**Exercise**
The response must restate the data exactly, with nothing left out.

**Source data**
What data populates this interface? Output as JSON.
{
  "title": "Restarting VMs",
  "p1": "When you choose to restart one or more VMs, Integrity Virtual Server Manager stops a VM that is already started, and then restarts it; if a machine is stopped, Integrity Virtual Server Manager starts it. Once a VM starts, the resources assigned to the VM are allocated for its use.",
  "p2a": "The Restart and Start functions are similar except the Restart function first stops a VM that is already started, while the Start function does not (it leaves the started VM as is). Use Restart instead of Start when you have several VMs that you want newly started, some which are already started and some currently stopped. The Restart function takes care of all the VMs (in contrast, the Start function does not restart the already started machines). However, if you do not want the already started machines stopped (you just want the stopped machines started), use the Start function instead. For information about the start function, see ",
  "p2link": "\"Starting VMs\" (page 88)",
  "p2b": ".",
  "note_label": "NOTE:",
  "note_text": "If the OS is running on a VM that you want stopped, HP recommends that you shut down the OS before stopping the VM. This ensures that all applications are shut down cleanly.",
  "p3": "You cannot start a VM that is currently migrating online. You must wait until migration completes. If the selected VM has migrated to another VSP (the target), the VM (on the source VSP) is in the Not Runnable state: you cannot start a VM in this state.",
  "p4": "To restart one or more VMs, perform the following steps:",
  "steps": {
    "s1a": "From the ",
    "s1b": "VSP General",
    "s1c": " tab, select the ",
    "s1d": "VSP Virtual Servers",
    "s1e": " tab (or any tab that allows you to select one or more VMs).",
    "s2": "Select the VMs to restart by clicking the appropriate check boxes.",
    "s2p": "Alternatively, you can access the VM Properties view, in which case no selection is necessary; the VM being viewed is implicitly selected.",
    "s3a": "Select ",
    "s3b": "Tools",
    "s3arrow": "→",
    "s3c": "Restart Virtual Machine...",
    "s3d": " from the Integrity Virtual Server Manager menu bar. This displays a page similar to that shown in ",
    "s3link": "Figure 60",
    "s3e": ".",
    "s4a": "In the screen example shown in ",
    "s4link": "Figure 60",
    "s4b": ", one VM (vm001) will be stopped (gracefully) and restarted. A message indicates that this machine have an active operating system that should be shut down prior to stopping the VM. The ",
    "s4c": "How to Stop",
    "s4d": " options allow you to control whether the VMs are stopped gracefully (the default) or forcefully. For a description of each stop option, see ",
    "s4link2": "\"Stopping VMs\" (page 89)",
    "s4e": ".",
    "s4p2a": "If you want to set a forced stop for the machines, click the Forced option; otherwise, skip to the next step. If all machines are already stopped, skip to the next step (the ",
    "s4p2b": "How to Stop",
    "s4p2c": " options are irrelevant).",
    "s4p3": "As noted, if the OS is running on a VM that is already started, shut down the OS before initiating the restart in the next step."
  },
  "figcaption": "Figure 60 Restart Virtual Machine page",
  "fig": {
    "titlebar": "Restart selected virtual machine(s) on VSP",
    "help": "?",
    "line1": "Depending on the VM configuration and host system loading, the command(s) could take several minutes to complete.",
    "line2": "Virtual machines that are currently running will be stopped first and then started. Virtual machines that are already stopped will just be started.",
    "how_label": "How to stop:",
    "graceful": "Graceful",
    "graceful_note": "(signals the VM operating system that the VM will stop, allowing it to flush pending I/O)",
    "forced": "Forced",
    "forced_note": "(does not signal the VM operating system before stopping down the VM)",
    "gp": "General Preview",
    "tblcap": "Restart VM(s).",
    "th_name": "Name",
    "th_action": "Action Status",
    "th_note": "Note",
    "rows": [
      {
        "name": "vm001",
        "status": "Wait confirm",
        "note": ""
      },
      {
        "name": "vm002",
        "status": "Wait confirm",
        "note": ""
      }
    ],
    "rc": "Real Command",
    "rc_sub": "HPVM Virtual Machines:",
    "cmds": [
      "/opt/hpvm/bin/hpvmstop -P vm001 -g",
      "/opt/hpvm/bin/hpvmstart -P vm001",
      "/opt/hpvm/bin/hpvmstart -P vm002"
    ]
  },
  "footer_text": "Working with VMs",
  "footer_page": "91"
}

**Solution to this problem**
What data populates this interface? Output as JSON.
{
  "title": "Restarting VMs",
  "p1": "When you choose to restart one or more VMs, Integrity Virtual Server Manager stops a VM that is already started, and then restarts it; if a machine is stopped, Integrity Virtual Server Manager starts it. Once a VM starts, the resources assigned to the VM are allocated for its use.",
  "p2a": "The Restart and Start functions are similar except the Restart function first stops a VM that is already started, while the Start function does not (it leaves the started VM as is). Use Restart instead of Start when you have several VMs that you want newly started, some which are already started and some currently stopped. The Restart function takes care of all the VMs (in contrast, the Start function does not restart the already started machines). However, if you do not want the already started machines stopped (you just want the stopped machines started), use the Start function instead. For information about the start function, see ",
  "p2link": "\"Starting VMs\" (page 88)",
  "p2b": ".",
  "note_label": "NOTE:",
  "note_text": "If the OS is running on a VM that you want stopped, HP recommends that you shut down the OS before stopping the VM. This ensures that all applications are shut down cleanly.",
  "p3": "You cannot start a VM that is currently migrating online. You must wait until migration completes. If the selected VM has migrated to another VSP (the target), the VM (on the source VSP) is in the Not Runnable state: you cannot start a VM in this state.",
  "p4": "To restart one or more VMs, perform the following steps:",
  "steps": {
    "s1a": "From the ",
    "s1b": "VSP General",
    "s1c": " tab, select the ",
    "s1d": "VSP Virtual Servers",
    "s1e": " tab (or any tab that allows you to select one or more VMs).",
    "s2": "Select the VMs to restart by clicking the appropriate check boxes.",
    "s2p": "Alternatively, you can access the VM Properties view, in which case no selection is necessary; the VM being viewed is implicitly selected.",
    "s3a": "Select ",
    "s3b": "Tools",
    "s3arrow": "→",
    "s3c": "Restart Virtual Machine...",
    "s3d": " from the Integrity Virtual Server Manager menu bar. This displays a page similar to that shown in ",
    "s3link": "Figure 60",
    "s3e": ".",
    "s4a": "In the screen example shown in ",
    "s4link": "Figure 60",
    "s4b": ", one VM (vm001) will be stopped (gracefully) and restarted. A message indicates that this machine have an active operating system that should be shut down prior to stopping the VM. The ",
    "s4c": "How to Stop",
    "s4d": " options allow you to control whether the VMs are stopped gracefully (the default) or forcefully. For a description of each stop option, see ",
    "s4link2": "\"Stopping VMs\" (page 89)",
    "s4e": ".",
    "s4p2a": "If you want to set a forced stop for the machines, click the Forced option; otherwise, skip to the next step. If all machines are already stopped, skip to the next step (the ",
    "s4p2b": "How to Stop",
    "s4p2c": " options are irrelevant).",
    "s4p3": "As noted, if the OS is running on a VM that is already started, shut down the OS before initiating the restart in the next step."
  },
  "figcaption": "Figure 60 Restart Virtual Machine page",
  "fig": {
    "titlebar": "Restart selected virtual machine(s) on VSP",
    "help": "?",
    "line1": "Depending on the VM configuration and host system loading, the command(s) could take several minutes to complete.",
    "line2": "Virtual machines that are currently running will be stopped first and then started. Virtual machines that are already stopped will just be started.",
    "how_label": "How to stop:",
    "graceful": "Graceful",
    "graceful_note": "(signals the VM operating system that the VM will stop, allowing it to flush pending I/O)",
    "forced": "Forced",
    "forced_note": "(does not signal the VM operating system before stopping down the VM)",
    "gp": "General Preview",
    "tblcap": "Restart VM(s).",
    "th_name": "Name",
    "th_action": "Action Status",
    "th_note": "Note",
    "rows": [
      {
        "name": "vm001",
        "status": "Wait confirm",
        "note": ""
      },
      {
        "name": "vm002",
        "status": "Wait confirm",
        "note": ""
      }
    ],
    "rc": "Real Command",
    "rc_sub": "HPVM Virtual Machines:",
    "cmds": [
      "/opt/hpvm/bin/hpvmstop -P vm001 -g",
      "/opt/hpvm/bin/hpvmstart -P vm001",
      "/opt/hpvm/bin/hpvmstart -P vm002"
    ]
  },
  "footer_text": "Working with VMs",
  "footer_page": "91"
}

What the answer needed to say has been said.